→ MATERIAL SUPPLIED
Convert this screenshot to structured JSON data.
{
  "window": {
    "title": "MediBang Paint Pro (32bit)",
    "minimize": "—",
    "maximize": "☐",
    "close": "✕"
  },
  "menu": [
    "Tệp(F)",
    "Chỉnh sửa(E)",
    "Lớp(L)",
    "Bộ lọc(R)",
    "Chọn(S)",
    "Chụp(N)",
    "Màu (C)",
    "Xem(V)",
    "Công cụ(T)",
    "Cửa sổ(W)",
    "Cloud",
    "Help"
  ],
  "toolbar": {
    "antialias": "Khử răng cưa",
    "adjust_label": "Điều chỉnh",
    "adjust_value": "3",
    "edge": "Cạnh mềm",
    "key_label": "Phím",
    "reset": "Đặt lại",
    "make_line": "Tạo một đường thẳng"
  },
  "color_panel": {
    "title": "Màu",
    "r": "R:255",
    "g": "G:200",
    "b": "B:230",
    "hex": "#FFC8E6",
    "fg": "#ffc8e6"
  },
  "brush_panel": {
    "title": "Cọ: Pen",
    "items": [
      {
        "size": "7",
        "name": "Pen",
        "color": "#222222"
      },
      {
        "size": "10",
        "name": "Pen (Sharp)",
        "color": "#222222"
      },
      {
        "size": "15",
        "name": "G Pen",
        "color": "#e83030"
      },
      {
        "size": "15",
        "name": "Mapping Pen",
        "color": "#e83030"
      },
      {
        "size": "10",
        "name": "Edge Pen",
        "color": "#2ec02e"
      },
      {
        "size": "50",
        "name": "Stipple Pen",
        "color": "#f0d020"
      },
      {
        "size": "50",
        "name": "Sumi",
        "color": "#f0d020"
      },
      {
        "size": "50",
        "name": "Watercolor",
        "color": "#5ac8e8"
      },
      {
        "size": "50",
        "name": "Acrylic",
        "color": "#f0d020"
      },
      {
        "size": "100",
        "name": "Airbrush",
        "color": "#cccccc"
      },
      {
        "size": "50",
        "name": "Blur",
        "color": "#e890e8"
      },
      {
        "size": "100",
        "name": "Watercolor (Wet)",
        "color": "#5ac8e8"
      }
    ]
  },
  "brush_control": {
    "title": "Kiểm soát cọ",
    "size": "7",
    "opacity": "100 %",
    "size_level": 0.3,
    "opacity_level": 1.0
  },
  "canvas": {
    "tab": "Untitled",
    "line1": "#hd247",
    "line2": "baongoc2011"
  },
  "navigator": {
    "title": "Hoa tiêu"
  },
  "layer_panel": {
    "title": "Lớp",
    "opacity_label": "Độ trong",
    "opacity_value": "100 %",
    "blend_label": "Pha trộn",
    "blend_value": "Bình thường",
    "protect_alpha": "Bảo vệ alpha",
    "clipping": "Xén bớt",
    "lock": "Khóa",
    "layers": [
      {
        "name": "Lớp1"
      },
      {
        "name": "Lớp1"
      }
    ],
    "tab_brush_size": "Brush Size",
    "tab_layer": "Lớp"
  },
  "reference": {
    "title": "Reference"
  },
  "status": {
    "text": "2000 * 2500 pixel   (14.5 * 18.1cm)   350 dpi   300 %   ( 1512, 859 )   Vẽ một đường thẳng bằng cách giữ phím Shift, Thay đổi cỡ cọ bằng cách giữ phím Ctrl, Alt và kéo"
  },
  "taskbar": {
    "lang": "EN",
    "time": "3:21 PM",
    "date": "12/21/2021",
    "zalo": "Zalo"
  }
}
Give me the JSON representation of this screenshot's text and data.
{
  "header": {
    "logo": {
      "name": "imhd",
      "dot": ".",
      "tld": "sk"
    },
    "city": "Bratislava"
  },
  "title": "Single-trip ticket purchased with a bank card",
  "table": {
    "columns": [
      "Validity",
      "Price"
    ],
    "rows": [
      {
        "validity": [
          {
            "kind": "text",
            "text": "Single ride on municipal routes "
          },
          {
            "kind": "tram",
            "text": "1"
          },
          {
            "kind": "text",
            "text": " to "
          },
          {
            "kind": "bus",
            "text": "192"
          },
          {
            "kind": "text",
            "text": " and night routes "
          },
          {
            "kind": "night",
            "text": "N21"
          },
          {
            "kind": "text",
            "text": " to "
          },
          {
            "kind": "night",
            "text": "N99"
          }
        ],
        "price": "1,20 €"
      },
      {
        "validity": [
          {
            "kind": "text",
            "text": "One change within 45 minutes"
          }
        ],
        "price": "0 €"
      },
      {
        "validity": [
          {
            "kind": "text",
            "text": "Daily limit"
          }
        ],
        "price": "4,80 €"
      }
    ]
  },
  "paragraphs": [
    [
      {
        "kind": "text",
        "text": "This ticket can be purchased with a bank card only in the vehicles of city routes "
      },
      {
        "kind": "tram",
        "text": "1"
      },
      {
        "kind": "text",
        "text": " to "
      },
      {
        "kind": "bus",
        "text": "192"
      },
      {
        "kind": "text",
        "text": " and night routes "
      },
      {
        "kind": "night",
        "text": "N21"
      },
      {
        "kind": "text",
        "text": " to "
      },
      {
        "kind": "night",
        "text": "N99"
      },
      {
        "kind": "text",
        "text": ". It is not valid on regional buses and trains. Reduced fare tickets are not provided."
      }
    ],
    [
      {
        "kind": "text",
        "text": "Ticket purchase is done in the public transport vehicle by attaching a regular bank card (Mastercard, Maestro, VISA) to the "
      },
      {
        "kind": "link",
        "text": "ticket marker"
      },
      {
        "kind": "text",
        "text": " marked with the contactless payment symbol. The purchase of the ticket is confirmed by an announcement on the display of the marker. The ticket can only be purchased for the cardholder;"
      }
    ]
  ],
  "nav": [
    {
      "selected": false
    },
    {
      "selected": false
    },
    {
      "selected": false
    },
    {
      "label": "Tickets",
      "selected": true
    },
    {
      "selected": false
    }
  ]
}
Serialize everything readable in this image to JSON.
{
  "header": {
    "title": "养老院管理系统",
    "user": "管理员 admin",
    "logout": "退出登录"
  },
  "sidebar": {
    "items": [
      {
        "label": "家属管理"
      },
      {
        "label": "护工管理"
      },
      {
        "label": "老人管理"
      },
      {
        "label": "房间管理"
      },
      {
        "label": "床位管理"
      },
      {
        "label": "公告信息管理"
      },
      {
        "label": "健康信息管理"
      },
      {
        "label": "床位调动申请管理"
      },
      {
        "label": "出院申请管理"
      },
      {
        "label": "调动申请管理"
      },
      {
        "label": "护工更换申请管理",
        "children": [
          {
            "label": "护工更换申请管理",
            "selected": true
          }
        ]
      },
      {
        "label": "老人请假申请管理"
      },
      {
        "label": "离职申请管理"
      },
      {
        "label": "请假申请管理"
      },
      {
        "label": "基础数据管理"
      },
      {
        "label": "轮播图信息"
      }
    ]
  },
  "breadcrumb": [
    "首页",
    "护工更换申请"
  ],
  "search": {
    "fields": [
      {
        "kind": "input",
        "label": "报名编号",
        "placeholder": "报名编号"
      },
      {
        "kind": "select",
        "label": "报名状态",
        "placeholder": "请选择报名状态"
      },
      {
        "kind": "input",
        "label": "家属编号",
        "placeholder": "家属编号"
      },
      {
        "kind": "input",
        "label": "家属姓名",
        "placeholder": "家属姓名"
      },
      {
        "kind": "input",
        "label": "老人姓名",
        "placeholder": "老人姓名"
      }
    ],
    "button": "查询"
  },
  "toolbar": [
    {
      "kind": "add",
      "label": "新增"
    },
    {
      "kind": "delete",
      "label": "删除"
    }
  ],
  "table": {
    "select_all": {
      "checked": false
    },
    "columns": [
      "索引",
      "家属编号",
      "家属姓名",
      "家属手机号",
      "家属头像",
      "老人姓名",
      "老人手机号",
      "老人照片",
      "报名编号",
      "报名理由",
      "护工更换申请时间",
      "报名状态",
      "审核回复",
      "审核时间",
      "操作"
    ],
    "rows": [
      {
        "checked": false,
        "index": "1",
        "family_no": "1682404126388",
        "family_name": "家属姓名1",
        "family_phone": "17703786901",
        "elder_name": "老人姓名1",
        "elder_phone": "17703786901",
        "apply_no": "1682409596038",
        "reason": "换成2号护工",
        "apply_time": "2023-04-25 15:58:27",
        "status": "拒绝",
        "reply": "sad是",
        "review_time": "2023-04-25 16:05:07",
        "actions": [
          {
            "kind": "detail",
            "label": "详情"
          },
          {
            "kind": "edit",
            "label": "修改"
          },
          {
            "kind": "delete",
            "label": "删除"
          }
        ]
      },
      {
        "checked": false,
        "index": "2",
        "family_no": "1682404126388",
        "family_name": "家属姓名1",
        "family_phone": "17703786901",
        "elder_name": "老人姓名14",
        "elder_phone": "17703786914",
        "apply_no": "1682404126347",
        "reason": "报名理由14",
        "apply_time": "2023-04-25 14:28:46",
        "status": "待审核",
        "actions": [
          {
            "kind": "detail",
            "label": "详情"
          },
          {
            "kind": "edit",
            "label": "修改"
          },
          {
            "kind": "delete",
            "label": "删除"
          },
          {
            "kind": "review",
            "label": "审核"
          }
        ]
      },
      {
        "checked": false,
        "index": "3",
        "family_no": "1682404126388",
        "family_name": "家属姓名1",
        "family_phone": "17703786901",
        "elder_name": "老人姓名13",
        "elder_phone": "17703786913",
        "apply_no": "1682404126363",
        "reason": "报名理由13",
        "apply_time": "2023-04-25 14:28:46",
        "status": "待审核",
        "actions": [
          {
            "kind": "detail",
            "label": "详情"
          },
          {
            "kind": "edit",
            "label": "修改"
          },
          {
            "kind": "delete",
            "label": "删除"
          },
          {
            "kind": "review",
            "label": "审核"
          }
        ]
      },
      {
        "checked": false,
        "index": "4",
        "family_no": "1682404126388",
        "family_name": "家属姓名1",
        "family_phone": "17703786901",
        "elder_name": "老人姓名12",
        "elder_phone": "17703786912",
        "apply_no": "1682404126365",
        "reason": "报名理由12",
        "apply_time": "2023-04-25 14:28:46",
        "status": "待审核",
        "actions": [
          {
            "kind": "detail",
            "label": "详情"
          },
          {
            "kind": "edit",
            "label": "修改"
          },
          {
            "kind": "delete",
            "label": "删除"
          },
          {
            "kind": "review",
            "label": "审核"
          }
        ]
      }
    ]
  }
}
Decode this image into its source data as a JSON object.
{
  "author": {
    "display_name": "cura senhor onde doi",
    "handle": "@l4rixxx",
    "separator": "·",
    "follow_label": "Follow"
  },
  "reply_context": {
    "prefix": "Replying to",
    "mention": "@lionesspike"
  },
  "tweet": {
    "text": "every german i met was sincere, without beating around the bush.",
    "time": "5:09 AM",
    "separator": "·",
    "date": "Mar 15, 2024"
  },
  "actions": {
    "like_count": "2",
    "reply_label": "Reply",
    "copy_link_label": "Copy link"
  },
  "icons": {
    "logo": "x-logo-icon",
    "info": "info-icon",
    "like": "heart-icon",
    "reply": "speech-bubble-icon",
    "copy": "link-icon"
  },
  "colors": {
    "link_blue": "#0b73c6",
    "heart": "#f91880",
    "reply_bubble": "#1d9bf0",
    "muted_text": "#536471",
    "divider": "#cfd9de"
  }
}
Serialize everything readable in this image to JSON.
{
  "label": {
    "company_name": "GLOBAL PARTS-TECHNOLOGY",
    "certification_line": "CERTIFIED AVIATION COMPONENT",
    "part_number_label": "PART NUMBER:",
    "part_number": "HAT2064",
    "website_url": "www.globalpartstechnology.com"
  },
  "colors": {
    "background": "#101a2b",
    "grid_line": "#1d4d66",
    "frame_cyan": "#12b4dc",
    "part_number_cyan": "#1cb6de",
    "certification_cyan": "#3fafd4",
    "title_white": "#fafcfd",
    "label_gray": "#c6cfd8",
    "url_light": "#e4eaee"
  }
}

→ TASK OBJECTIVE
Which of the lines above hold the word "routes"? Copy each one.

→ RESULT FOR THIS EXERCISE
            "text": "Single ride on municipal routes "
            "text": " and night routes "
        "text": "This ticket can be purchased with a bank card only in the vehicles of city routes "
        "text": " and night routes "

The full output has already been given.